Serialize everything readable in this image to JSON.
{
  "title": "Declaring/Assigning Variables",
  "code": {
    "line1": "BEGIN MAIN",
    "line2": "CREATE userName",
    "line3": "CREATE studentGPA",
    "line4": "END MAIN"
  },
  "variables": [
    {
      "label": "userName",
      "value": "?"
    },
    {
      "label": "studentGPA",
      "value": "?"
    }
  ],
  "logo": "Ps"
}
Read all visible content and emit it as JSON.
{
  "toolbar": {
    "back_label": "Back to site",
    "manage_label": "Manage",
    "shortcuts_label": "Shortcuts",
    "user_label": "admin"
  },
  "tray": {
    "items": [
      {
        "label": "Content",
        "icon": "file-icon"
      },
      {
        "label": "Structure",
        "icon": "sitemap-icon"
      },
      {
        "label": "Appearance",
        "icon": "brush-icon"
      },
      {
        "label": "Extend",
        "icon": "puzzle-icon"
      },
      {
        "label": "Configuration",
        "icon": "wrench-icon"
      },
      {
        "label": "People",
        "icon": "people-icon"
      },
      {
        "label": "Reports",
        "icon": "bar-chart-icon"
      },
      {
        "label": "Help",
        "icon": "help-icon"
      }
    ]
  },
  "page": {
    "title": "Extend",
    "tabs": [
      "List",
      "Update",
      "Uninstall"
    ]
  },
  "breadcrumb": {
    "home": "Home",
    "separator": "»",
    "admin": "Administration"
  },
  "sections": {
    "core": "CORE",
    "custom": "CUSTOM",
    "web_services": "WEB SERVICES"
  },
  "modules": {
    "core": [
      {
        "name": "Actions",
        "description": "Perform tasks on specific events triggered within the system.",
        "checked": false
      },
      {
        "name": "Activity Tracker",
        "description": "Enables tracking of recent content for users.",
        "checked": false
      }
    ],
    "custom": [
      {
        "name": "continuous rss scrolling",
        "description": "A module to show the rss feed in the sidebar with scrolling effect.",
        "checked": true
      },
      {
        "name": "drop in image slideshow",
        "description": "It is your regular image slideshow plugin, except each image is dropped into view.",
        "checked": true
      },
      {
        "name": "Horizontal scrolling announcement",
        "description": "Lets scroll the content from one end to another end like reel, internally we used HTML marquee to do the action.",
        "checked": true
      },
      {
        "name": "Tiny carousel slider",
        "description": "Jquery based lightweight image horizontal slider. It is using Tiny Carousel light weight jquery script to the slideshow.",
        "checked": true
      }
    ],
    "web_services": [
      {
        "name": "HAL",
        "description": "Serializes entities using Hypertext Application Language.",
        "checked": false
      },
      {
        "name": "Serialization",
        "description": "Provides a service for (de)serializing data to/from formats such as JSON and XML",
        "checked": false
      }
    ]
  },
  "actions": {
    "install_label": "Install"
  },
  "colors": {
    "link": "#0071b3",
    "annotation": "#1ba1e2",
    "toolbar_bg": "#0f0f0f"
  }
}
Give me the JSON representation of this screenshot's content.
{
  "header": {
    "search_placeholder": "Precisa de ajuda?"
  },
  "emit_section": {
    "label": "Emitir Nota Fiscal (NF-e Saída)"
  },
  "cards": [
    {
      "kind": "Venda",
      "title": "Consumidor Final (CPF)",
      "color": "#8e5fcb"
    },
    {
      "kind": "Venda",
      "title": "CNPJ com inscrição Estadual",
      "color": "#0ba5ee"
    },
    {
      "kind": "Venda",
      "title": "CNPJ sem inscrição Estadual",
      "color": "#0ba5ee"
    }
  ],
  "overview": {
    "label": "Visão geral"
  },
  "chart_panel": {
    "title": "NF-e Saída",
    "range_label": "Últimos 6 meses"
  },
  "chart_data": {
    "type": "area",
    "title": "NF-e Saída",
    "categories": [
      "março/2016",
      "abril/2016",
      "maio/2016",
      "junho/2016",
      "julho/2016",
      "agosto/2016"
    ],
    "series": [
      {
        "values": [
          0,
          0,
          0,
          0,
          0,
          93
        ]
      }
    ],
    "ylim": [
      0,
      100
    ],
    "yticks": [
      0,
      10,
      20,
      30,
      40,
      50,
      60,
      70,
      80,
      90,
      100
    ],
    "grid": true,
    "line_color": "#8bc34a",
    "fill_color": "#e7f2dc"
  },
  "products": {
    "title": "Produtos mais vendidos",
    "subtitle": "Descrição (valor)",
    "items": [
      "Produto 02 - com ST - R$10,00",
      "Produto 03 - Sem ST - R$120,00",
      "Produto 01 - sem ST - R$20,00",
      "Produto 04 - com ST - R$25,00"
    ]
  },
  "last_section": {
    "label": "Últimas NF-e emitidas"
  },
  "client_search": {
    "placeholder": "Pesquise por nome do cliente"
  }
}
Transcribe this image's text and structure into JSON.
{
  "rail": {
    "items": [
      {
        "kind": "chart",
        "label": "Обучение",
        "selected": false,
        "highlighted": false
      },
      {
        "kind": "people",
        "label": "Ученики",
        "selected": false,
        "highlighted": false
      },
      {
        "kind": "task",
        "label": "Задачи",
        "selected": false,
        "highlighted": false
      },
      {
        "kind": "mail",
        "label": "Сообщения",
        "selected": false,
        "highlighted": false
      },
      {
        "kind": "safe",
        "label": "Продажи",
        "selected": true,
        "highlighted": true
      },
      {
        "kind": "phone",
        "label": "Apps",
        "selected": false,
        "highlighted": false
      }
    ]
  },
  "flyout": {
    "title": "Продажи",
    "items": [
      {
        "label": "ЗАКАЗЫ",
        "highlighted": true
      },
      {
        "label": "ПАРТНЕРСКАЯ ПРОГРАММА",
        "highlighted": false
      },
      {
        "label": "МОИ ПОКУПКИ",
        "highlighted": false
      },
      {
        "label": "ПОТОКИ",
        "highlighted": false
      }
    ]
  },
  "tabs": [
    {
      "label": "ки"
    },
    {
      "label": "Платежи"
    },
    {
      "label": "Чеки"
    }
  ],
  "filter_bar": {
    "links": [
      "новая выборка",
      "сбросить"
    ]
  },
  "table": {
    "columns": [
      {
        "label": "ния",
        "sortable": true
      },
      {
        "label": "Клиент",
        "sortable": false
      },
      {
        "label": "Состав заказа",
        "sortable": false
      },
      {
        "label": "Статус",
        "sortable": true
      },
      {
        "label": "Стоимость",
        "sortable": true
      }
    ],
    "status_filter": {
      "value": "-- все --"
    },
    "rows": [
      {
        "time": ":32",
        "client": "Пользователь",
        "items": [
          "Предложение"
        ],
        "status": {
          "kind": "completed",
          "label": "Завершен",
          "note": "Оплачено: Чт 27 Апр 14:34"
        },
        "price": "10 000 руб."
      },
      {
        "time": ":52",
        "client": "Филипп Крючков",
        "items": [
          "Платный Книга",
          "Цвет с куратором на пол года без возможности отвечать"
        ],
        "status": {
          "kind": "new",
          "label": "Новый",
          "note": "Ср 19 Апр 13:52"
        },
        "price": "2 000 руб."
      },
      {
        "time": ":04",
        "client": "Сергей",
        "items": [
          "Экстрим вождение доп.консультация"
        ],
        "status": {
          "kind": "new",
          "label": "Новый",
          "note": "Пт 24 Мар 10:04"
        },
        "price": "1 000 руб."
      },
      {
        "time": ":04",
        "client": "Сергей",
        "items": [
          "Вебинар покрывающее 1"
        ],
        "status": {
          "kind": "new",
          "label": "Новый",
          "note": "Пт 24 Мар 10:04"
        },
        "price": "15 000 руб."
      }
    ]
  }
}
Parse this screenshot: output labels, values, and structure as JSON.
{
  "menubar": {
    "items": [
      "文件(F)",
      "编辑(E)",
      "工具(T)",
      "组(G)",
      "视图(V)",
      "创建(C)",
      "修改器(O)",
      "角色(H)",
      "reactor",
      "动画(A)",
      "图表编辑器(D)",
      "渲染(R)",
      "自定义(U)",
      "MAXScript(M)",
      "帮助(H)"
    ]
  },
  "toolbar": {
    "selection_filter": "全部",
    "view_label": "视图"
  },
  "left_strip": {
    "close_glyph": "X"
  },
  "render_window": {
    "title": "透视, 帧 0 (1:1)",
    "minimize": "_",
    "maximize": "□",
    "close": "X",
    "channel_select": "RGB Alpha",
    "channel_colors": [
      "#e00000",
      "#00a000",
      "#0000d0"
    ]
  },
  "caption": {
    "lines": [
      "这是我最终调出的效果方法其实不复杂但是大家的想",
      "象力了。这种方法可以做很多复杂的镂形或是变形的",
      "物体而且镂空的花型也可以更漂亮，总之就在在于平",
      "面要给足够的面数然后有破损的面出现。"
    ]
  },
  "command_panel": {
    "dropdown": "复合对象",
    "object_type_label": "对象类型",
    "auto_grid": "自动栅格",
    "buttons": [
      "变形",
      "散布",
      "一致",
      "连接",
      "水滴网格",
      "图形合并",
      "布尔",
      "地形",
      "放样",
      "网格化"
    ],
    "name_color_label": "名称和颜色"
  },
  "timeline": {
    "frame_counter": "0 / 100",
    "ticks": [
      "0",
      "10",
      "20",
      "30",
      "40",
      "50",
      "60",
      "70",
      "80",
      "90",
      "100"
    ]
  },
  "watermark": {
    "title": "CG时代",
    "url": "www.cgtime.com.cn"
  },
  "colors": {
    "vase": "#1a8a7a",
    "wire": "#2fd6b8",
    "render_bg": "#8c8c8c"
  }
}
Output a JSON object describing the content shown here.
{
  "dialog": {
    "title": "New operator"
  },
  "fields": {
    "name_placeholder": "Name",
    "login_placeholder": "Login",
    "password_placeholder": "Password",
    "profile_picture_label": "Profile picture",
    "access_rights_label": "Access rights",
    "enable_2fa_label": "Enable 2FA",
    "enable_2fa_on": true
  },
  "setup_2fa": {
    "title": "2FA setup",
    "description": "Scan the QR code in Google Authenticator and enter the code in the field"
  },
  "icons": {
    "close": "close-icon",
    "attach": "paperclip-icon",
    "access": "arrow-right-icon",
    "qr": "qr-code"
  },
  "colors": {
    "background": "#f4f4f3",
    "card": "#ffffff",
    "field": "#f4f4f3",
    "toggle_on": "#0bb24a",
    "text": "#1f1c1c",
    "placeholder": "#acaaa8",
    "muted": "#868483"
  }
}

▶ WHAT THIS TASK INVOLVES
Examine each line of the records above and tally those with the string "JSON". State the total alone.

▶ EXPECTED ANSWER
7